#### MATERIAL PROVIDED ####

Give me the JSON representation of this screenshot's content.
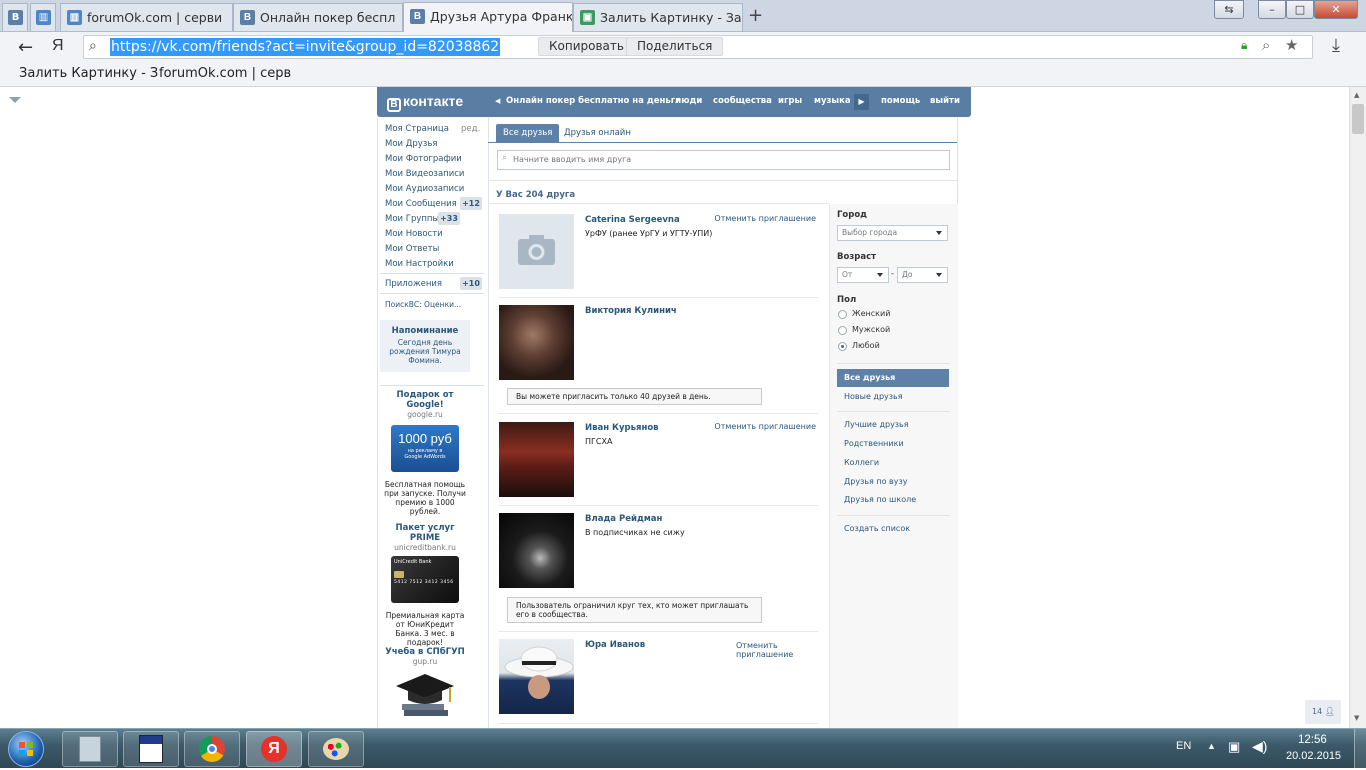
{
  "browser": {
    "tabs": [
      {
        "title": "forumOk.com | серви",
        "icon": "forumok-favicon"
      },
      {
        "title": "Онлайн покер беспл",
        "icon": "vk-favicon"
      },
      {
        "title": "Друзья Артура Франк",
        "icon": "vk-favicon"
      },
      {
        "title": "Залить Картинку - За",
        "icon": "image-favicon"
      }
    ],
    "pinned_icon_1": "В",
    "url": "https://vk.com/friends?act=invite&group_id=82038862",
    "copy_label": "Копировать",
    "share_label": "Поделиться",
    "yandex_letter": "Я",
    "bookmarks": [
      "Залить Картинку - З",
      "forumOk.com | серв"
    ],
    "tab_glyph": "В"
  },
  "vk": {
    "logo": "контакте",
    "logo_letter": "B",
    "nav": {
      "back_title": "Онлайн покер бесплатно на деньги",
      "people": "люди",
      "communities": "сообщества",
      "games": "игры",
      "music": "музыка",
      "help": "помощь",
      "logout": "выйти"
    },
    "left_menu": [
      {
        "label": "Моя Страница",
        "extra": "ред."
      },
      {
        "label": "Мои Друзья"
      },
      {
        "label": "Мои Фотографии"
      },
      {
        "label": "Мои Видеозаписи"
      },
      {
        "label": "Мои Аудиозаписи"
      },
      {
        "label": "Мои Сообщения",
        "count": "+12"
      },
      {
        "label": "Мои Группы",
        "count": "+33"
      },
      {
        "label": "Мои Новости"
      },
      {
        "label": "Мои Ответы"
      },
      {
        "label": "Мои Настройки"
      }
    ],
    "apps": {
      "label": "Приложения",
      "count": "+10"
    },
    "search_app": "ПоискВС: Оценки...",
    "reminder": {
      "title": "Напоминание",
      "text": "Сегодня день рождения Тимура Фомина."
    },
    "ads": [
      {
        "title": "Подарок от Google!",
        "domain": "google.ru",
        "banner_big": "1000 руб",
        "banner_small": "на рекламу в Google AdWords",
        "text": "Бесплатная помощь при запуске. Получи премию в 1000 рублей."
      },
      {
        "title": "Пакет услуг PRIME",
        "domain": "unicreditbank.ru",
        "card_brand": "UniCredit Bank",
        "card_number": "5412 7512 3412 3456",
        "text": "Премиальная карта от ЮниКредит Банка. 3 мес. в подарок!"
      },
      {
        "title": "Учеба в СПбГУП",
        "domain": "gup.ru"
      }
    ],
    "tabs": {
      "all": "Все друзья",
      "online": "Друзья онлайн"
    },
    "search_placeholder": "Начните вводить имя друга",
    "friends_count": "У Вас 204 друга",
    "friends": [
      {
        "name": "Caterina Sergeevna",
        "sub": "УрФУ (ранее УрГУ и УГТУ-УПИ)",
        "action": "Отменить приглашение"
      },
      {
        "name": "Виктория Кулинич",
        "sub": "",
        "action": "",
        "note": "Вы можете пригласить только 40 друзей в день."
      },
      {
        "name": "Иван Курьянов",
        "sub": "ПГСХА",
        "action": "Отменить приглашение"
      },
      {
        "name": "Влада Рейдман",
        "sub": "В подписчиках не сижу",
        "action": "",
        "note": "Пользователь ограничил круг тех, кто может приглашать его в сообщества."
      },
      {
        "name": "Юра Иванов",
        "sub": "",
        "action": "Отменить приглашение"
      }
    ],
    "filters": {
      "city_label": "Город",
      "city_value": "Выбор города",
      "age_label": "Возраст",
      "age_from": "От",
      "age_dash": "-",
      "age_to": "До",
      "sex_label": "Пол",
      "sex_options": [
        "Женский",
        "Мужской",
        "Любой"
      ],
      "sex_selected": "Любой"
    },
    "right_links": {
      "all": "Все друзья",
      "new": "Новые друзья",
      "best": "Лучшие друзья",
      "relatives": "Родственники",
      "colleagues": "Коллеги",
      "uni": "Друзья по вузу",
      "school": "Друзья по школе",
      "create": "Создать список"
    },
    "online_badge": "14"
  },
  "taskbar": {
    "lang": "EN",
    "time": "12:56",
    "date": "20.02.2015"
  },
  "colors": {
    "vk_header": "#597da3",
    "vk_link": "#2b587a",
    "url_highlight": "#3399ff"
  }
}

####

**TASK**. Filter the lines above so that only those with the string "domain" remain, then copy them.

**SOLUTION TO THE PROBLEM**.
        "domain": "google.ru",
        "domain": "unicreditbank.ru",
        "domain": "gup.ru"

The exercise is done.